→ Exercise:
Count the lines holding the string "date" in the records, and give only the count.

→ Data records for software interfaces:

# # #

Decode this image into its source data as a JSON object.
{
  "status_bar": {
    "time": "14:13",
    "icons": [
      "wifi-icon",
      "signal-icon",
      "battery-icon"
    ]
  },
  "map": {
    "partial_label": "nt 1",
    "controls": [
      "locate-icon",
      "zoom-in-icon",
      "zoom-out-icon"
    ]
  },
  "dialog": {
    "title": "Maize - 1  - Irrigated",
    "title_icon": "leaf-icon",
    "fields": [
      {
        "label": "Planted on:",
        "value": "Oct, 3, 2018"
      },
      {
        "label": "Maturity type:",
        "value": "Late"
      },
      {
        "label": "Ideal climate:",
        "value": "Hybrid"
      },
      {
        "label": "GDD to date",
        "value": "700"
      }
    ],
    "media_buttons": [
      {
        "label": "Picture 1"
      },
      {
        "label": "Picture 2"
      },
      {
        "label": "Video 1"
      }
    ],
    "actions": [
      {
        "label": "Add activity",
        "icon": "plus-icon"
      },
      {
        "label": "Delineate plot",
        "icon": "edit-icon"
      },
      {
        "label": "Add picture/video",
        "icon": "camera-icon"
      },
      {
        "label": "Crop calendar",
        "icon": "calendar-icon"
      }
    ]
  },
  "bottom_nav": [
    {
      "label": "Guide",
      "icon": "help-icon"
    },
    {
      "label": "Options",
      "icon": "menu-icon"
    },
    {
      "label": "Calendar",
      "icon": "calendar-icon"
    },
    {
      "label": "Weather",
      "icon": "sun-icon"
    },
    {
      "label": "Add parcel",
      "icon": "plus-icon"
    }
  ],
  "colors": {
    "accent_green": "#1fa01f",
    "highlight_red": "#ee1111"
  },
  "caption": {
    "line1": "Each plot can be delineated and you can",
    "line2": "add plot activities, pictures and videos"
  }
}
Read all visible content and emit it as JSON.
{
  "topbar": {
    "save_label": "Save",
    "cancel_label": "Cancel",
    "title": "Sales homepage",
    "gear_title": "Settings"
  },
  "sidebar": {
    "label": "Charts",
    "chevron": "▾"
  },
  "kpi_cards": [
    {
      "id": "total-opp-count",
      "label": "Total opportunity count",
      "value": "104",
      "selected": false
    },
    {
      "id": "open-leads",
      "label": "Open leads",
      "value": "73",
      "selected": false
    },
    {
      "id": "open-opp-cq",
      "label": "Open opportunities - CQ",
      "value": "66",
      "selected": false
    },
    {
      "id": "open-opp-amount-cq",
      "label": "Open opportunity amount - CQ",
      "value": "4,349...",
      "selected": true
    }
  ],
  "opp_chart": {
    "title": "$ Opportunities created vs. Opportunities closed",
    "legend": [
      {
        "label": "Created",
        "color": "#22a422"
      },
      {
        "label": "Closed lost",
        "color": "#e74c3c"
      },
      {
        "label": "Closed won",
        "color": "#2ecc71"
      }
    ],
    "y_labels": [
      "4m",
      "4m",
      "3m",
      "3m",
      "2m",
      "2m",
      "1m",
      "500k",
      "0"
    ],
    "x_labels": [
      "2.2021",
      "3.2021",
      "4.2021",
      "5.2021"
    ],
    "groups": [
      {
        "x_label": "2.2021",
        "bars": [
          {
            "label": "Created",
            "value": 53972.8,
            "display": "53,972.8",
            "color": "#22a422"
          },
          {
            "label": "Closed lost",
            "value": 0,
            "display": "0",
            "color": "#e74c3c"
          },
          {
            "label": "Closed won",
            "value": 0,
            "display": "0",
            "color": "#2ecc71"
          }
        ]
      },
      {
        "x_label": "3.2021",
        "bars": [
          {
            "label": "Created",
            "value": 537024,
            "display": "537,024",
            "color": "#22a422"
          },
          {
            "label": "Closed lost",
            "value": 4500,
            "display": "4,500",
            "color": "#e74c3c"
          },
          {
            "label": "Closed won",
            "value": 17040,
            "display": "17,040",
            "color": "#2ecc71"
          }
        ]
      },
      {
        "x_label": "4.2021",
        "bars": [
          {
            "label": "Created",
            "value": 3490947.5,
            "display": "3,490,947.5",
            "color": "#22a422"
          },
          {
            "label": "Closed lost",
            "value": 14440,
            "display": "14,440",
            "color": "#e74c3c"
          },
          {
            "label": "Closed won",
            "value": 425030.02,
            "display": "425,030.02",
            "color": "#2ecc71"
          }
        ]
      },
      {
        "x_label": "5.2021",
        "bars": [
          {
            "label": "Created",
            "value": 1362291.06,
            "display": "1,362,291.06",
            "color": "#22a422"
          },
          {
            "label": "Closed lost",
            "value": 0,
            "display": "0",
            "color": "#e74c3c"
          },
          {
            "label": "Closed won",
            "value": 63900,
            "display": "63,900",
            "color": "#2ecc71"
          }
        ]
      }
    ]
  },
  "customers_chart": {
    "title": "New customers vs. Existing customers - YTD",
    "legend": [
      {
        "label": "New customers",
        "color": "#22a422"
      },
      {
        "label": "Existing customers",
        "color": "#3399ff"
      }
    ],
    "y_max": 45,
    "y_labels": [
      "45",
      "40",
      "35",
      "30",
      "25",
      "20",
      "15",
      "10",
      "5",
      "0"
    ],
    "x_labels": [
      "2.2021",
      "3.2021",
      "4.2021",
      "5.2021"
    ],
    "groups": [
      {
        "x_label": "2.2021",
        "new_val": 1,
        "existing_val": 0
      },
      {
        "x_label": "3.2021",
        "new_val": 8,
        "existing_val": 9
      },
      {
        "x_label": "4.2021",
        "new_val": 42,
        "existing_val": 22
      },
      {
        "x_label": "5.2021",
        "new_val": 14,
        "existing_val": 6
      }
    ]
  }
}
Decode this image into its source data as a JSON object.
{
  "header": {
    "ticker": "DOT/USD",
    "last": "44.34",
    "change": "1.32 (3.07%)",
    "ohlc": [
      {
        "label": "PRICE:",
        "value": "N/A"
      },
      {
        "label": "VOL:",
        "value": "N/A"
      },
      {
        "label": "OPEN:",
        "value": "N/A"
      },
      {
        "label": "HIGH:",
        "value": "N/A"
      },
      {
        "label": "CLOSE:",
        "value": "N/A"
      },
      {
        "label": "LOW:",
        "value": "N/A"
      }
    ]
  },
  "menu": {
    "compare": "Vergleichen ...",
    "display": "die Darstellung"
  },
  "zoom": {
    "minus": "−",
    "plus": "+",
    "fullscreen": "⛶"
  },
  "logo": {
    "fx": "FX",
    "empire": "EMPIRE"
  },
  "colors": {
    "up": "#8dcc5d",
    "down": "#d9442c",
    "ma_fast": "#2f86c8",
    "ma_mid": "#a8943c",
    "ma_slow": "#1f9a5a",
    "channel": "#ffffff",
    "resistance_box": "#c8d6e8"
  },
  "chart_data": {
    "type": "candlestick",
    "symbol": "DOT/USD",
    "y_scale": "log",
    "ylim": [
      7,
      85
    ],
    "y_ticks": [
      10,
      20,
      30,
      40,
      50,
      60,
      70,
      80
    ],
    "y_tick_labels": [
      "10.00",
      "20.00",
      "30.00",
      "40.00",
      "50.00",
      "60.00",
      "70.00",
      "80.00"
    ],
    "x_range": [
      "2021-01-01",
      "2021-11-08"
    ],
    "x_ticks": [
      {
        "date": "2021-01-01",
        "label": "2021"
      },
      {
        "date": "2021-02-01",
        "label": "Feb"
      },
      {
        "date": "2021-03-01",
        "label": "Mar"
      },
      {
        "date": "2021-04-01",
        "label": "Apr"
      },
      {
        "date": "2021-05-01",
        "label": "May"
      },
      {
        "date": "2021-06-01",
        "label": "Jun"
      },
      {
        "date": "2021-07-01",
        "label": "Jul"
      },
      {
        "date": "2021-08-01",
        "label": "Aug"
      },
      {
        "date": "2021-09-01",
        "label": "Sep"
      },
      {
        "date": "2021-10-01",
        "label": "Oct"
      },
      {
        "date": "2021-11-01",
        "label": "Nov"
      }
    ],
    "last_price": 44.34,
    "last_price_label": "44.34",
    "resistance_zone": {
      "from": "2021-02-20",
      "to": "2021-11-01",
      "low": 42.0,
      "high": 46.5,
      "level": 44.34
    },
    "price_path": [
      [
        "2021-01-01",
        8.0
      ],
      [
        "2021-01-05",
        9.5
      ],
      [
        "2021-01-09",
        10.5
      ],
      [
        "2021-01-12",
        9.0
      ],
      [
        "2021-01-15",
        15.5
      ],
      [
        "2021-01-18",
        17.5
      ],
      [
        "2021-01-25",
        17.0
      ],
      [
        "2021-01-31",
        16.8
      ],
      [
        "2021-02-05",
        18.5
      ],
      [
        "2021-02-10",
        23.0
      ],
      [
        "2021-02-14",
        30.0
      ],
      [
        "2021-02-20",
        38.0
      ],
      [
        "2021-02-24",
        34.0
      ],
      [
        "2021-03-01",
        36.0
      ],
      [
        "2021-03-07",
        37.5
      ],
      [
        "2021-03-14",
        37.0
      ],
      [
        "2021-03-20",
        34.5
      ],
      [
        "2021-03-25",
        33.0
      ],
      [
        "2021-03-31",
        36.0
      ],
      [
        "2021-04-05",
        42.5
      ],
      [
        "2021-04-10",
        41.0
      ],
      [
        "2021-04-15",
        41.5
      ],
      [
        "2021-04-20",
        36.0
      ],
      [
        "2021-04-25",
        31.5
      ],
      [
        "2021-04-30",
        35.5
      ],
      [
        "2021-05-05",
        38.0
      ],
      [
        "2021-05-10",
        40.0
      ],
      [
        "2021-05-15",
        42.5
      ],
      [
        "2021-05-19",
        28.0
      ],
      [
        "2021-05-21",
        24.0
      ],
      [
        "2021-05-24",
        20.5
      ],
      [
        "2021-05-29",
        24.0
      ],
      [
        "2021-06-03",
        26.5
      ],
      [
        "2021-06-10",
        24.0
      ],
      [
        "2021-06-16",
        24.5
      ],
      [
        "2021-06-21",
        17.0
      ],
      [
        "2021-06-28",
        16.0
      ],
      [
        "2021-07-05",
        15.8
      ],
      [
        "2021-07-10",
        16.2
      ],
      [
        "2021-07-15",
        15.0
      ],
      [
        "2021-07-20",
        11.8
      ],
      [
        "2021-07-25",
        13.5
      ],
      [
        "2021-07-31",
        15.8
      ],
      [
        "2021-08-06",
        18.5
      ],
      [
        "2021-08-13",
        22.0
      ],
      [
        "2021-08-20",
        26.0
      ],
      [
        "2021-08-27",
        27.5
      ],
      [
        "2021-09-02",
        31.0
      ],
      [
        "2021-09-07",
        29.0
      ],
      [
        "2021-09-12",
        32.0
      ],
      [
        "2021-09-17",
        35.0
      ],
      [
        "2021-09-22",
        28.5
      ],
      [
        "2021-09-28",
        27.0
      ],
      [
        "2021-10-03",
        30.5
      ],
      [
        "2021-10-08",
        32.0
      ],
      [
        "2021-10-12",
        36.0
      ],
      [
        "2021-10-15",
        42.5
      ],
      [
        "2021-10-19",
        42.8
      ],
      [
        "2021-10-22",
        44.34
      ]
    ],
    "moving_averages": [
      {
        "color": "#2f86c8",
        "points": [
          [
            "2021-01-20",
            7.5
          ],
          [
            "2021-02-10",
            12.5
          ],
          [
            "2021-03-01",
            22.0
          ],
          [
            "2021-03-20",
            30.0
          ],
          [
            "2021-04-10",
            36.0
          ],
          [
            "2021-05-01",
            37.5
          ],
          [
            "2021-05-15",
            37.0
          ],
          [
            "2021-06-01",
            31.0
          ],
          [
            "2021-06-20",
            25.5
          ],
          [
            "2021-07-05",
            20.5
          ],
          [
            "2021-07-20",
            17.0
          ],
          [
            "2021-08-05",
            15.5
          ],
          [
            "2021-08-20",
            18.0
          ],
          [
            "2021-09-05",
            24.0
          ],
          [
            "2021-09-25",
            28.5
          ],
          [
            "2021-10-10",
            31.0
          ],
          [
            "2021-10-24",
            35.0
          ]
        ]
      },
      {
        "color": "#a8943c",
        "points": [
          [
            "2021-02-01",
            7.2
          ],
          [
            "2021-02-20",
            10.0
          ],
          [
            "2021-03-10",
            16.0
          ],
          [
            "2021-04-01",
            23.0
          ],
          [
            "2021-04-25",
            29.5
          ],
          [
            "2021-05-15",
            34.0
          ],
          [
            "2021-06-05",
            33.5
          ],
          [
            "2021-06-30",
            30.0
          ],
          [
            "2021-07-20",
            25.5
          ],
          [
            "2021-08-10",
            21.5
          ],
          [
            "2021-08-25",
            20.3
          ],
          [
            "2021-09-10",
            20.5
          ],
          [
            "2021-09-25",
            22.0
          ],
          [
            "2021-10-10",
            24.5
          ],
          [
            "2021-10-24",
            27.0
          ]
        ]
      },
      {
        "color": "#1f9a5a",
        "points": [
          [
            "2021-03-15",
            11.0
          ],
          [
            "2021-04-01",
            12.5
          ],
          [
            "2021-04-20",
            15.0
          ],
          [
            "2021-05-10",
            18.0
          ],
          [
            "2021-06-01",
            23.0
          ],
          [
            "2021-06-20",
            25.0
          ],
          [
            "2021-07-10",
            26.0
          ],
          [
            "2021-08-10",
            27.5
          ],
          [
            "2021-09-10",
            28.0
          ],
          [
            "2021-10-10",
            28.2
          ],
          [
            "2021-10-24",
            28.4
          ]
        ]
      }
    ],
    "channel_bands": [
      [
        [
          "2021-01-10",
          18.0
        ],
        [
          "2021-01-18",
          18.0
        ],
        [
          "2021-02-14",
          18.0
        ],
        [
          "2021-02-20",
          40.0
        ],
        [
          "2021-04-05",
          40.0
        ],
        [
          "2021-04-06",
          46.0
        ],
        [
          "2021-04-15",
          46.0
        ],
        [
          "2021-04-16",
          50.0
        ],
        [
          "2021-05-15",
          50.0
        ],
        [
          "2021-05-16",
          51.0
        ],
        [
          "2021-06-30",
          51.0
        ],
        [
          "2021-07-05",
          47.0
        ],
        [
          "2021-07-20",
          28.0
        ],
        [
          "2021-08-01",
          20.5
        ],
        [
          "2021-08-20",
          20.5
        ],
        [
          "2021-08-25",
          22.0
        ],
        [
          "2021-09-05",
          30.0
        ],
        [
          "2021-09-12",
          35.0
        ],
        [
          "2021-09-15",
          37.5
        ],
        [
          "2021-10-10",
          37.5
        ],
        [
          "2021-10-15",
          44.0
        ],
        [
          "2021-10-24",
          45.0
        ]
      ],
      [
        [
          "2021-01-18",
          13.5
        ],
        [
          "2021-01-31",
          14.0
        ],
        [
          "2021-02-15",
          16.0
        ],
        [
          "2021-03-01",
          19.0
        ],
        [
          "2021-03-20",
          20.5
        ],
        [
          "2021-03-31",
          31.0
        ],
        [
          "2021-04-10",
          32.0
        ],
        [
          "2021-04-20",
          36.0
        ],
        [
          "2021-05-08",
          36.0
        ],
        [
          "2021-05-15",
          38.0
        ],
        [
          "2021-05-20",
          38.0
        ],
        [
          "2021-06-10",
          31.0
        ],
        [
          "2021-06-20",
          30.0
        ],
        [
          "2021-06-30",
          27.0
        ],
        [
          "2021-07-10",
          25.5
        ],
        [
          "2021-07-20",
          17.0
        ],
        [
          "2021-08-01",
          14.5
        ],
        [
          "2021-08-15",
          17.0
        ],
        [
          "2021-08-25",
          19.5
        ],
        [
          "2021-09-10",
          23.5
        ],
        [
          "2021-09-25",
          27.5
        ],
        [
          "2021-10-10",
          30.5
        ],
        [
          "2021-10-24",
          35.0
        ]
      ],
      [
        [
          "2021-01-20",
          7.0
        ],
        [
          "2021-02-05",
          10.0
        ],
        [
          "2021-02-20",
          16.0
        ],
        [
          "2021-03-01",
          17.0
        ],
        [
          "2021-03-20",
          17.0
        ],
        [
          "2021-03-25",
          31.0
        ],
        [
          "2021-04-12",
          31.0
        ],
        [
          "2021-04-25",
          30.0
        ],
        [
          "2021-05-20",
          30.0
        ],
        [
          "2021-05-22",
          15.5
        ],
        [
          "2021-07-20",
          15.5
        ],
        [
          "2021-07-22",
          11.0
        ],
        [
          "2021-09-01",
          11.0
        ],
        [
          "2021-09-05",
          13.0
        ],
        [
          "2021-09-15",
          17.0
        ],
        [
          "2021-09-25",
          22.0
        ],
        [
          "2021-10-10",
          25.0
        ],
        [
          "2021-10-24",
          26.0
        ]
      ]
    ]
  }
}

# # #

→ Output of the task:
12